Pictures should be excluded; otherwise, copy every entry exactly.

*-*-*

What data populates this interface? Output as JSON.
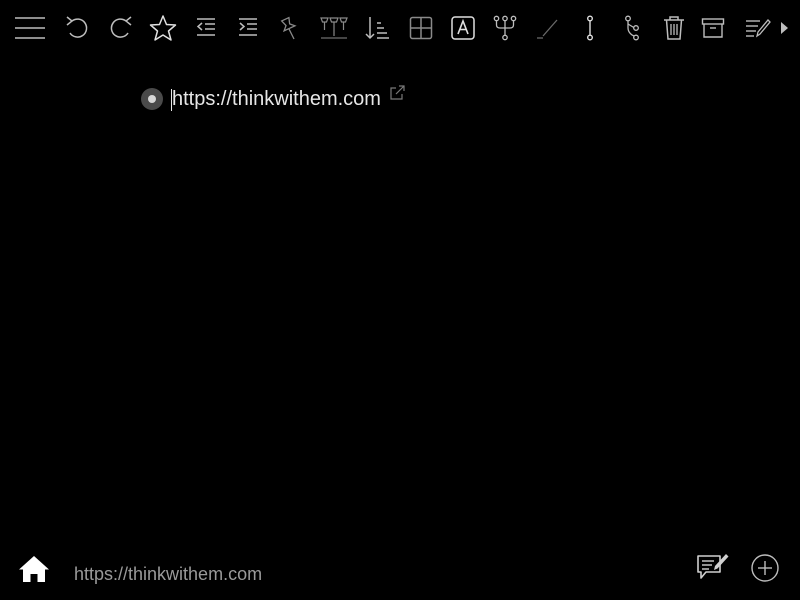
{
  "toolbar": {
    "icons": [
      "menu-icon",
      "undo-icon",
      "redo-icon",
      "star-icon",
      "outdent-icon",
      "indent-icon",
      "pin-icon",
      "multi-pin-icon",
      "sort-icon",
      "grid-icon",
      "text-style-icon",
      "branch-icon",
      "pencil-icon",
      "link-icon",
      "connect-icon",
      "trash-icon",
      "archive-icon",
      "notes-icon",
      "more-arrow-icon"
    ]
  },
  "outline": {
    "node": {
      "text": "https://thinkwithem.com"
    }
  },
  "bottom": {
    "breadcrumb": "https://thinkwithem.com"
  },
  "colors": {
    "background": "#000000",
    "icon": "#bdbdbd",
    "text": "#e6e6e6",
    "muted_text": "#9a9a9a",
    "bullet": "#4a4a4a"
  }
}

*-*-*

§ **SOLUTION BELOW**
What data populates this interface? Output as JSON.
{
  "toolbar": {
    "icons": [
      "menu-icon",
      "undo-icon",
      "redo-icon",
      "star-icon",
      "outdent-icon",
      "indent-icon",
      "pin-icon",
      "multi-pin-icon",
      "sort-icon",
      "grid-icon",
      "text-style-icon",
      "branch-icon",
      "pencil-icon",
      "link-icon",
      "connect-icon",
      "trash-icon",
      "archive-icon",
      "notes-icon",
      "more-arrow-icon"
    ]
  },
  "outline": {
    "node": {
      "text": "https://thinkwithem.com"
    }
  },
  "bottom": {
    "breadcrumb": "https://thinkwithem.com"
  },
  "colors": {
    "background": "#000000",
    "icon": "#bdbdbd",
    "text": "#e6e6e6",
    "muted_text": "#9a9a9a",
    "bullet": "#4a4a4a"
  }
}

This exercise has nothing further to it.